Schedule of the day
The bride and groom should plan out the events of the day so they can make the best use of the time, and inform their suppliers of an expected running order. Ensure that time is allowed for getting from the ceremony venue to the reception, if applicable.
The following rough guideline adds up to a nine-hour day (not including preparations before the ceremony), and couples may prefer to reduce the time allocated to certain elements.
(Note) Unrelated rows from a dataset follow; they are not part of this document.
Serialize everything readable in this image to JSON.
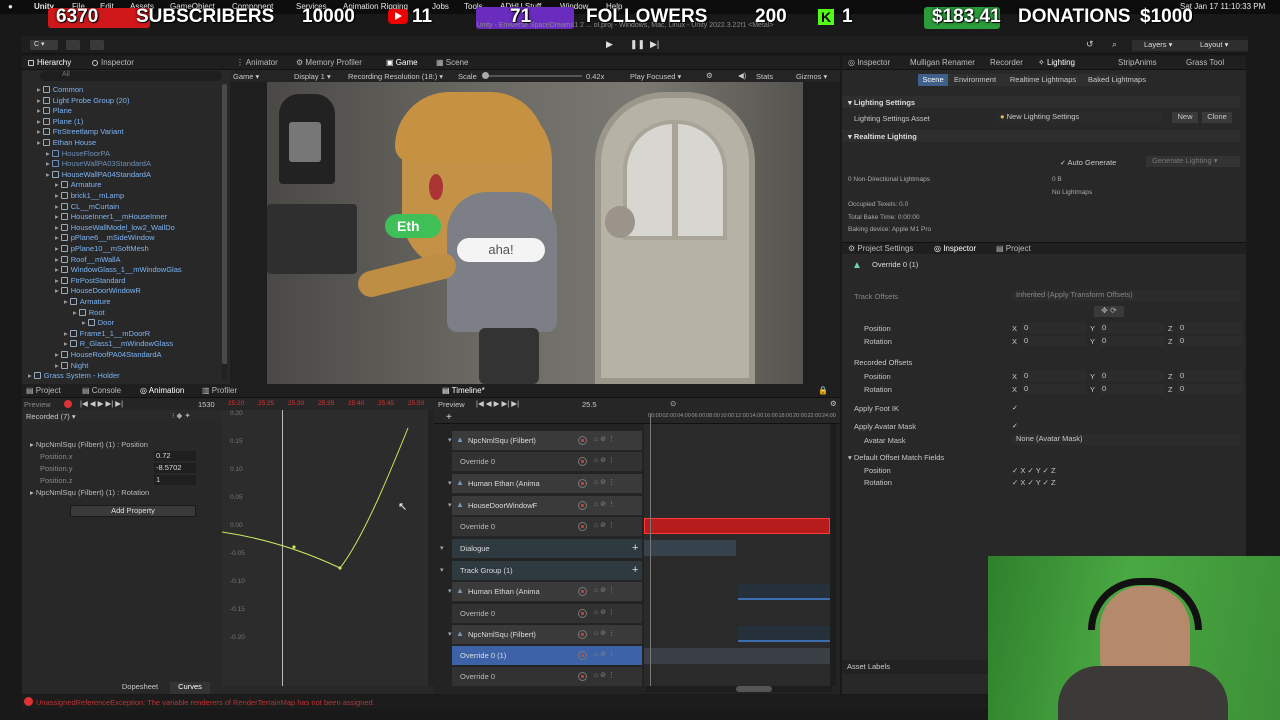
{
  "menubar": {
    "apple": "",
    "app": "Unity",
    "items": [
      "File",
      "Edit",
      "Assets",
      "GameObject",
      "Component",
      "Services",
      "Animation Rigging",
      "Jobs",
      "Tools",
      "ADHU Stuff",
      "Window",
      "Help"
    ],
    "clock": "Sat Jan 17 11:10:33 PM"
  },
  "stream_overlay": {
    "subs_count": "6370",
    "subs_label": "SUBSCRIBERS",
    "subs_goal": "10000",
    "yt_count": "11",
    "followers_count": "71",
    "followers_label": "FOLLOWERS",
    "followers_goal": "200",
    "kick_count": "1",
    "donation_amount": "$183.41",
    "donations_label": "DONATIONS",
    "donation_goal": "$1000"
  },
  "window_title": "Unity - Emiverse SpaceDreams1 2 ... ol.proj - Windows, Mac, Linux - Unity 2022.3.22f1 <Metal>",
  "toolbar": {
    "account": "C",
    "layers": "Layers",
    "layout": "Layout"
  },
  "hierarchy": {
    "tabs": [
      "Hierarchy",
      "Inspector"
    ],
    "search_placeholder": "All",
    "items": [
      {
        "label": "Common",
        "indent": 1,
        "style": "blue"
      },
      {
        "label": "Light Probe Group (20)",
        "indent": 1,
        "style": "blue"
      },
      {
        "label": "Plane",
        "indent": 1,
        "style": "blue"
      },
      {
        "label": "Plane (1)",
        "indent": 1,
        "style": "blue"
      },
      {
        "label": "FtrStreetlamp Variant",
        "indent": 1,
        "style": "blue"
      },
      {
        "label": "Ethan House",
        "indent": 1,
        "style": "blue"
      },
      {
        "label": "HouseFloorPA",
        "indent": 2,
        "style": "dim"
      },
      {
        "label": "HouseWallPA03StandardA",
        "indent": 2,
        "style": "dim"
      },
      {
        "label": "HouseWallPA04StandardA",
        "indent": 2,
        "style": "blue"
      },
      {
        "label": "Armature",
        "indent": 3,
        "style": "blue"
      },
      {
        "label": "brick1__mLamp",
        "indent": 3,
        "style": "blue"
      },
      {
        "label": "CL__mCurtain",
        "indent": 3,
        "style": "blue"
      },
      {
        "label": "HouseInner1__mHouseInner",
        "indent": 3,
        "style": "blue"
      },
      {
        "label": "HouseWallModel_low2_WallDo",
        "indent": 3,
        "style": "blue"
      },
      {
        "label": "pPlane6__mSideWindow",
        "indent": 3,
        "style": "blue"
      },
      {
        "label": "pPlane10__mSoftMesh",
        "indent": 3,
        "style": "blue"
      },
      {
        "label": "Roof__mWallA",
        "indent": 3,
        "style": "blue"
      },
      {
        "label": "WindowGlass_1__mWindowGlas",
        "indent": 3,
        "style": "blue"
      },
      {
        "label": "FtrPostStandard",
        "indent": 3,
        "style": "blue"
      },
      {
        "label": "HouseDoorWindowR",
        "indent": 3,
        "style": "blue"
      },
      {
        "label": "Armature",
        "indent": 4,
        "style": "blue"
      },
      {
        "label": "Root",
        "indent": 5,
        "style": "blue"
      },
      {
        "label": "Door",
        "indent": 6,
        "style": "blue"
      },
      {
        "label": "Frame1_1__mDoorR",
        "indent": 4,
        "style": "blue"
      },
      {
        "label": "R_Glass1__mWindowGlass",
        "indent": 4,
        "style": "blue"
      },
      {
        "label": "HouseRoofPA04StandardA",
        "indent": 3,
        "style": "blue"
      },
      {
        "label": "Night",
        "indent": 3,
        "style": "blue"
      },
      {
        "label": "Grass System - Holder",
        "indent": 0,
        "style": "blue"
      }
    ]
  },
  "center_tabs": [
    "Animator",
    "Memory Profiler",
    "Game",
    "Scene"
  ],
  "game_bar": {
    "mode": "Game",
    "display": "Display 1",
    "resolution": "Recording Resolution (18:",
    "scale_label": "Scale",
    "scale_value": "0.42x",
    "play_focused": "Play Focused",
    "stats": "Stats",
    "gizmos": "Gizmos"
  },
  "game_view": {
    "name_tag": "Eth",
    "speech": "aha!"
  },
  "animation": {
    "tabs": [
      "Project",
      "Console",
      "Animation",
      "Profiler"
    ],
    "preview": "Preview",
    "frame": "1530",
    "recorded": "Recorded (7)",
    "ruler": [
      "25:20",
      "25:25",
      "25:30",
      "25:35",
      "25:40",
      "25:45",
      "25:50"
    ],
    "props": [
      {
        "label": "NpcNmlSqu (Filbert) (1) : Position",
        "value": ""
      },
      {
        "label": "Position.x",
        "value": "0.72"
      },
      {
        "label": "Position.y",
        "value": "-8.5702"
      },
      {
        "label": "Position.z",
        "value": "1"
      },
      {
        "label": "NpcNmlSqu (Filbert) (1) : Rotation",
        "value": ""
      }
    ],
    "add_property": "Add Property",
    "y_ticks": [
      "0.20",
      "0.15",
      "0.10",
      "0.05",
      "0.00",
      "-0.05",
      "-0.10",
      "-0.15",
      "-0.20"
    ],
    "dopesheet": "Dopesheet",
    "curves": "Curves"
  },
  "timeline": {
    "tab": "Timeline*",
    "preview": "Preview",
    "frame": "25.5",
    "ruler": [
      "00:00",
      "02:00",
      "04:00",
      "06:00",
      "08:00",
      "10:00",
      "12:00",
      "14:00",
      "16:00",
      "18:00",
      "20:00",
      "22:00",
      "24:00"
    ],
    "tracks": [
      {
        "label": "NpcNmlSqu (Filbert)",
        "type": "anim",
        "top": 431
      },
      {
        "label": "Override 0",
        "type": "sub",
        "top": 452
      },
      {
        "label": "Human Ethan (Anima",
        "type": "anim",
        "top": 474
      },
      {
        "label": "HouseDoorWindowF",
        "type": "anim",
        "top": 496
      },
      {
        "label": "Override 0",
        "type": "sub",
        "top": 517
      },
      {
        "label": "Dialogue",
        "type": "group",
        "top": 539
      },
      {
        "label": "Track Group (1)",
        "type": "group",
        "top": 561
      },
      {
        "label": "Human Ethan (Anima",
        "type": "anim",
        "top": 582
      },
      {
        "label": "Override 0",
        "type": "sub",
        "top": 604
      },
      {
        "label": "NpcNmlSqu (Filbert)",
        "type": "anim",
        "top": 625
      },
      {
        "label": "Override 0 (1)",
        "type": "sel",
        "top": 646
      },
      {
        "label": "Override 0",
        "type": "sub",
        "top": 667
      }
    ]
  },
  "inspector": {
    "tabs": [
      "Inspector",
      "Mulligan Renamer",
      "Recorder",
      "Lighting",
      "StripAnims",
      "Grass Tool"
    ],
    "lighting_tabs": [
      "Scene",
      "Environment",
      "Realtime Lightmaps",
      "Baked Lightmaps"
    ],
    "lighting_settings": "Lighting Settings",
    "lighting_asset_label": "Lighting Settings Asset",
    "lighting_asset_value": "New Lighting Settings",
    "new_btn": "New",
    "clone_btn": "Clone",
    "realtime_lighting": "Realtime Lighting",
    "auto_generate": "Auto Generate",
    "generate_lighting": "Generate Lighting",
    "stats": [
      {
        "label": "0 Non-Directional Lightmaps",
        "value": "0 B"
      },
      {
        "label": "",
        "value": "No Lightmaps"
      },
      {
        "label": "Occupied Texels: 0.0",
        "value": ""
      },
      {
        "label": "Total Bake Time: 0:00:00",
        "value": ""
      },
      {
        "label": "Baking device: Apple M1 Pro",
        "value": ""
      }
    ],
    "lower_tabs": [
      "Project Settings",
      "Inspector",
      "Project"
    ],
    "object_name": "Override 0 (1)",
    "track_offsets_label": "Track Offsets",
    "track_offsets_value": "Inherited (Apply Transform Offsets)",
    "position": "Position",
    "rotation": "Rotation",
    "recorded_offsets": "Recorded Offsets",
    "xyz": {
      "x": "X",
      "y": "Y",
      "z": "Z",
      "v": "0"
    },
    "apply_foot_ik": "Apply Foot IK",
    "apply_avatar_mask": "Apply Avatar Mask",
    "avatar_mask": "Avatar Mask",
    "avatar_mask_value": "None (Avatar Mask)",
    "default_offset": "Default Offset Match Fields",
    "asset_labels": "Asset Labels"
  },
  "status": {
    "error": "UnassignedReferenceException: The variable renderers of RenderTerrainMap has not been assigned."
  }
}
They may also need to factor in additional time for travel between the ceremony and the reception:
- Church or Civil Ceremony
- 20-60 minutes.
- Photographs after the Ceremony
- Maximum 15 minutes (including 5 minutes for pictures of the bride and groom and 10 minutes for other shots).
- Drinks Reception
- 60-90 minutes, but can go on longer (a receiving line takes about 40 minutes and well organised photographs take 20 – 30 minutes).
- Seating Guests
- Up to 30 minutes.
- The Wedding Breakfast
- 2 hours for three courses.
- 30 minutes, usually extending to 45 minutes (at least 10 minutes per person, assuming there are three speakers).
- Cake Cutting
- 15 – 30 minutes.
- Up to three hours (depending upon when the bride and groom leave, and how long the party lasts).
- Going Away
- 15 minutes (throwing bouquet and saying goodbye).
Ceremony Arrival Times
It is important that everybody involved arrives at the ceremony in good time. There is a fine line between arriving too early and nervously waiting around and having to rush to be there on time. Here are some suggested timings:
- Ushers: 45 minutes before.
- Best man and groom: 30-45 minutes before.
- Guests: up to 30 minutes before.
- Groom’s parents: 15 minutes before.
- Mother of bride and bridesmaids: 10 minutes before.
- Bride and father: 5 minutes before.
Traditionally organised by the groom and kept secret, honeymoons are now far more likely to be organised by the couple together.
The trip should be researched carefully to avoid disappointment or any potentially embarrassing overlaps with previous holidays (in particular, those with previous partners). To avoid this, many couple s choose to visit somewhere neither party has been to before.
Choice of Trip
It is important to choose a destination that meets the requirements of both the bride and groom. They should decide what they want from this unique and romantic time away: complete relaxation, action, adventure, culture or a combination of the above. The desired climate, accommodation, length of flights, food and activities on offer should also be taken into account.
Travel agents will talk through all the options and create bespoke trips accordingly. The bride will appreciate a surprise or two, so clever grooms will keep several aspects of the trip a secret.
The time of year and budget will dictate suitable locations as well as the length of time spent on honeymoon. Many couples now spend two weeks away, though some seize the opportunity of time away from home and use the honeymoon as a launch pad for extended travels around the world. A few days away can be just as romantic.
Travel agents will talk through all the options and create bespoke trips accordingly The bride will appreciate a surprise or two, so clever grooms will keep several aspects of the trip a secret.